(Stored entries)
---
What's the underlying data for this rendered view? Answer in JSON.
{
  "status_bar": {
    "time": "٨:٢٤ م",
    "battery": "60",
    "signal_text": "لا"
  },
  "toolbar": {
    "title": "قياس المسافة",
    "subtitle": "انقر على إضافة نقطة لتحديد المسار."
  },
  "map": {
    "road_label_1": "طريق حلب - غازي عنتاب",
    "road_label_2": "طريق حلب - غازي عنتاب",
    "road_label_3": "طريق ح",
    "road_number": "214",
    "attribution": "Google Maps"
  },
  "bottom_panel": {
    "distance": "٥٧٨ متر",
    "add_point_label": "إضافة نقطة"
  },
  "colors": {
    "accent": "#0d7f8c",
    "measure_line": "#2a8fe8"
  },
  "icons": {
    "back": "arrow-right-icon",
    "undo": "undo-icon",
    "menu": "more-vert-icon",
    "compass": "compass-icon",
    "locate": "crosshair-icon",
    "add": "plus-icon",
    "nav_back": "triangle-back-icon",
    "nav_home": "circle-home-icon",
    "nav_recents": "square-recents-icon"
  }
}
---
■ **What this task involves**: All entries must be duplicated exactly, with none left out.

■ **Exercise response**:
What's the underlying data for this rendered view? Answer in JSON.
{
  "status_bar": {
    "time": "٨:٢٤ م",
    "battery": "60",
    "signal_text": "لا"
  },
  "toolbar": {
    "title": "قياس المسافة",
    "subtitle": "انقر على إضافة نقطة لتحديد المسار."
  },
  "map": {
    "road_label_1": "طريق حلب - غازي عنتاب",
    "road_label_2": "طريق حلب - غازي عنتاب",
    "road_label_3": "طريق ح",
    "road_number": "214",
    "attribution": "Google Maps"
  },
  "bottom_panel": {
    "distance": "٥٧٨ متر",
    "add_point_label": "إضافة نقطة"
  },
  "colors": {
    "accent": "#0d7f8c",
    "measure_line": "#2a8fe8"
  },
  "icons": {
    "back": "arrow-right-icon",
    "undo": "undo-icon",
    "menu": "more-vert-icon",
    "compass": "compass-icon",
    "locate": "crosshair-icon",
    "add": "plus-icon",
    "nav_back": "triangle-back-icon",
    "nav_home": "circle-home-icon",
    "nav_recents": "square-recents-icon"
  }
}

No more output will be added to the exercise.